Milestones in science 100, 50, and 20 years ago.

July 1, 2012
Argonne's new supercomputer, a Blue Gene/Q called Mira, has been ranked the fourth fastest supercomputer in the world as of October 2012.
Introducing Mira

Argonne’s new supercomputer won’t be in full production until 2013, but it represents such a leap forward that just the first two prototype racks already rank among the top 100 fastest computers in the world.

July 1, 2012
2012 science haiku winners

Haiku winners from the 2012 issue of Argonne Now.

July 1, 2012
Panagiotis Prezas examines a battery cell in Argonne's Electrochemical Analysis and Diagnostics Lab, where scientists test batteries' life cycles and calendar lives.
The search for a superbattery

Imagine if you only had to plug in your phone once a week. Or your laptop lasted days between charges. Or an affordable electric car that ran for more than 200 miles on a single battery charge.
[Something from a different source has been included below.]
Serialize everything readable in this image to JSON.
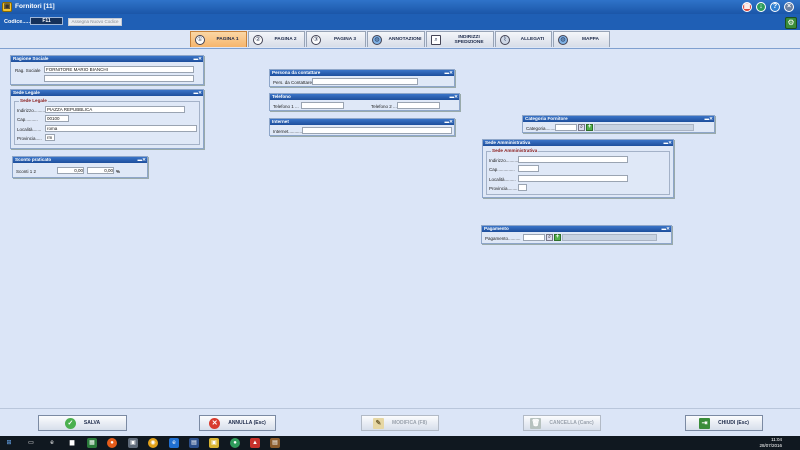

July 1, 2012
When coated with ultrananocrystalline diamond, these pump seals use less energy during pumping.
Argonne in the marketplace: Ultrananocrystalline diamond

Even as royalty set diamonds into crowns and rings, engineers lusted after the gems for different reasons: diamonds are stronger than any other natural material and are excellent electrical insulators and heat conductors. A technique invented at Argonne National Laboratory creates thin films of diamond with grains so small they're called ultrananocrystalline diamond films

July 1, 2012
Bhoopesh Mishra works on the MRCAT/EnviroCAT X-ray beam line at the Advanced Photon Source.
X-ray technology spotlights new way to contain mercury contamination, protect fish

Mercury contamination is a global problem, and when it finds its way into the water, it very, very rapidly makes its way up the food chain from small fish to large fish to our dinner tables. To cut back on this contamination, Bhoopesh Mishra and fellow scientists from Argonne’s Biosciences Division identified the previously unknown process by which bacterium immobilizes toxic mercury in soil.

June 27, 2012
Frances Dozier conducts research on recycling used nuclear fuel in a glovebox at Argonne National Laboratory.
Nuclear fuel recycling could offer plentiful energy

Currently, only about five percent of the uranium in a fuel rod gets fissioned for energy; after that, the rods are taken out of the reactor and put into permanent storage. Recycling used nuclear fuel could produce hundreds of years of energy from just the uranium we’ve already mined, all of it carbon-free, and new techniques developed by scientists at Argonne address many of those issues.

June 22, 2012